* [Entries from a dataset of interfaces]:
◇ ◇ ◇ ◇ ◇ ◇ ◇

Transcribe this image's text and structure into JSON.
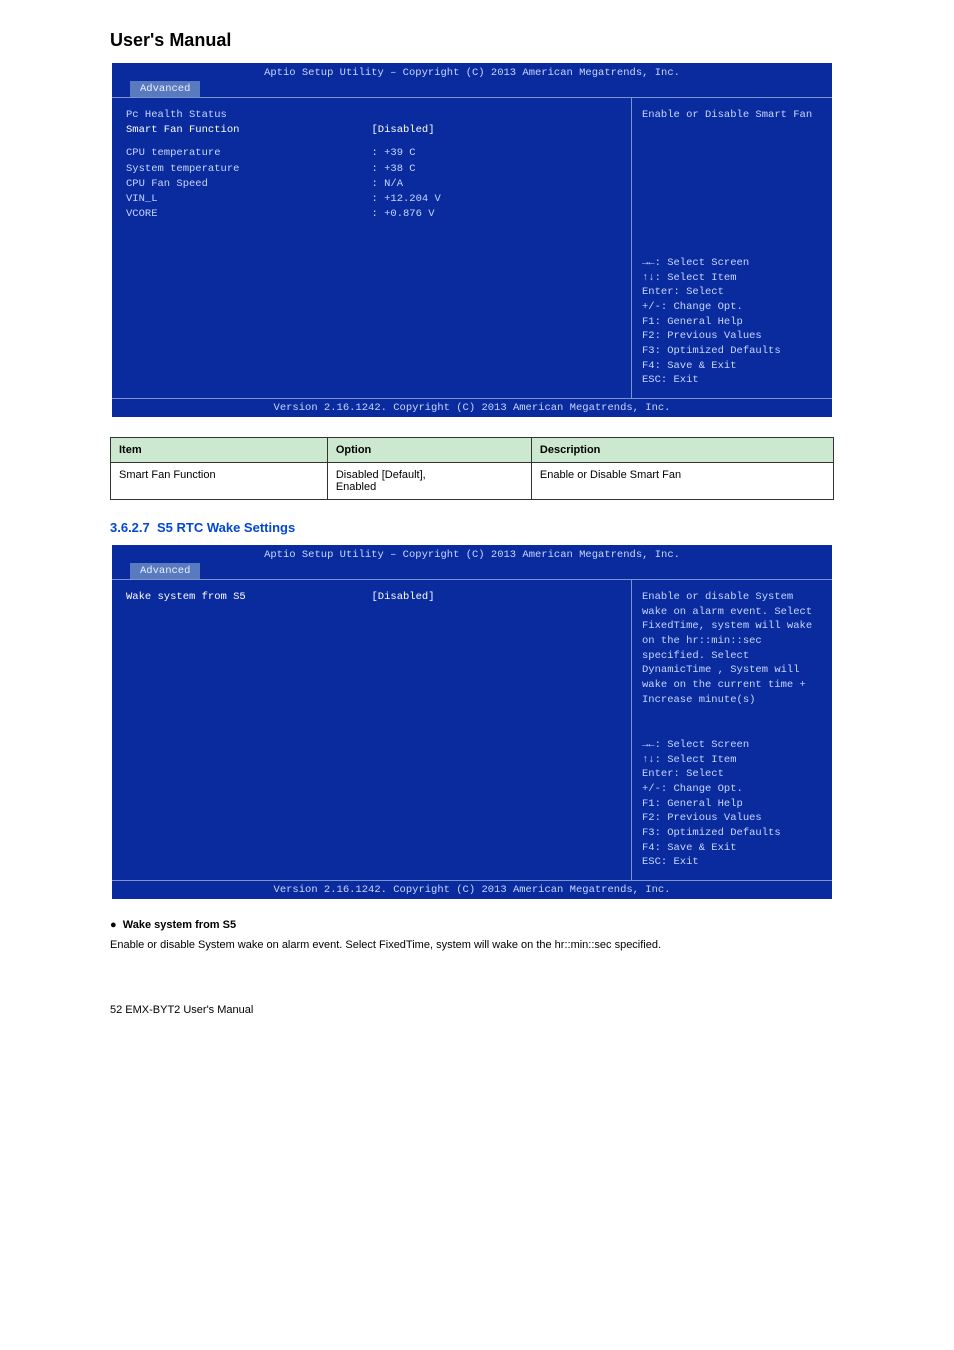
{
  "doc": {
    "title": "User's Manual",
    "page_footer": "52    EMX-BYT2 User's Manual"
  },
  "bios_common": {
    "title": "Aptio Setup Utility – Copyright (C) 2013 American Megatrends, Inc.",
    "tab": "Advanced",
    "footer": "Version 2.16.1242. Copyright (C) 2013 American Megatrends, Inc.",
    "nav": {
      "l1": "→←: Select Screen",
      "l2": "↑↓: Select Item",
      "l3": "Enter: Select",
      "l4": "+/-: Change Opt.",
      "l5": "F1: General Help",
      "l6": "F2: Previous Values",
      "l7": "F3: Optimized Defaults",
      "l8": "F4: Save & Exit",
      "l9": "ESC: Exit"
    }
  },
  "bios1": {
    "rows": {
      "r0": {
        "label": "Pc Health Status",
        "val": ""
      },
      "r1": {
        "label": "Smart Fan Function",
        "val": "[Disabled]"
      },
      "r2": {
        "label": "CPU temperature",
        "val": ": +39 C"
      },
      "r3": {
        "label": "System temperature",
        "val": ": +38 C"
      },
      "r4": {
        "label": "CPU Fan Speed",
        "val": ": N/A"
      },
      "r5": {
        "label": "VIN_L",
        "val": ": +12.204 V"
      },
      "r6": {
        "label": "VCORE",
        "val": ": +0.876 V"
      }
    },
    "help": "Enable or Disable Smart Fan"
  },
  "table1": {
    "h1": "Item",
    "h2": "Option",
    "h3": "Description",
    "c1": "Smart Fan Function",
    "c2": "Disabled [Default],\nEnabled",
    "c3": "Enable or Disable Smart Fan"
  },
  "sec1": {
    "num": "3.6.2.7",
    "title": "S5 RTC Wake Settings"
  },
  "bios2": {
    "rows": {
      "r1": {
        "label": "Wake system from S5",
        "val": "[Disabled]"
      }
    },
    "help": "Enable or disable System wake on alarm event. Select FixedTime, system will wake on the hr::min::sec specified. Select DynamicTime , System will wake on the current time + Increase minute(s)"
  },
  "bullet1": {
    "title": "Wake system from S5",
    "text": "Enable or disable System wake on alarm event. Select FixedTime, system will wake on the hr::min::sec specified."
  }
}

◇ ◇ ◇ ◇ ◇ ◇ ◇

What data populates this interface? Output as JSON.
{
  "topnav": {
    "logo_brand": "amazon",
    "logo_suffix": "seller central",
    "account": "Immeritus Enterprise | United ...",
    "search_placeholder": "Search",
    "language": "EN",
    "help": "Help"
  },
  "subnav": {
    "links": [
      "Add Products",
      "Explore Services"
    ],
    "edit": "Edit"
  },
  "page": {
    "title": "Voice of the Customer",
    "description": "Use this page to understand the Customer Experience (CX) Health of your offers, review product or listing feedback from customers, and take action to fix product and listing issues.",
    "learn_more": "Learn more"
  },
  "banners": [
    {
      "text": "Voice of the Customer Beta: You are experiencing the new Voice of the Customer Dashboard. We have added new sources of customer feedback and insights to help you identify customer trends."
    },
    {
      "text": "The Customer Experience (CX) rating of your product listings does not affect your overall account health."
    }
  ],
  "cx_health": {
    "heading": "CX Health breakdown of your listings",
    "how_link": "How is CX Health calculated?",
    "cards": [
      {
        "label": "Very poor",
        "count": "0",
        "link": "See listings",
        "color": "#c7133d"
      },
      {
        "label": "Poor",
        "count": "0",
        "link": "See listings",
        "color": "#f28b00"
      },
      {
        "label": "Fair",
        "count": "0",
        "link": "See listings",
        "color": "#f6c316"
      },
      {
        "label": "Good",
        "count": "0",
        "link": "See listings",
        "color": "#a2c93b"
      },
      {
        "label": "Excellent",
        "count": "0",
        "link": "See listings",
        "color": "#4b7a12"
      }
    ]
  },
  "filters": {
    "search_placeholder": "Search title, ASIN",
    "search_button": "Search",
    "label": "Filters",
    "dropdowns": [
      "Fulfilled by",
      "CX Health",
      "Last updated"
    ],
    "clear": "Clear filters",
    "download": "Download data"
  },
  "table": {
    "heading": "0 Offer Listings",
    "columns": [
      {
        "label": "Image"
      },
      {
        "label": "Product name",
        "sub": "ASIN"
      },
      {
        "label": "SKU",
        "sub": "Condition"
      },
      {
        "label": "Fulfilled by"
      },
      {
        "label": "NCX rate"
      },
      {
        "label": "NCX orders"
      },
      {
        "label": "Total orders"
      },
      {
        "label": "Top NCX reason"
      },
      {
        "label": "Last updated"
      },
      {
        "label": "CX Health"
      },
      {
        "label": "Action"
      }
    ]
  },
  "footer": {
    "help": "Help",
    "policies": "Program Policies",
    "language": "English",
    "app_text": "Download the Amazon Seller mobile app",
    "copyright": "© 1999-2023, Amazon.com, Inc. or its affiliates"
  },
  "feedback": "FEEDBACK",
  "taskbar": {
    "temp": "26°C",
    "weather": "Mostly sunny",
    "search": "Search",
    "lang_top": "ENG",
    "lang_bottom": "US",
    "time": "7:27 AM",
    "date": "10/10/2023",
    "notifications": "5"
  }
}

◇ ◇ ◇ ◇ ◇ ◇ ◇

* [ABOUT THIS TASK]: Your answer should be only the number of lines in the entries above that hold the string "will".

* [EXPECTED OUTPUT]: 2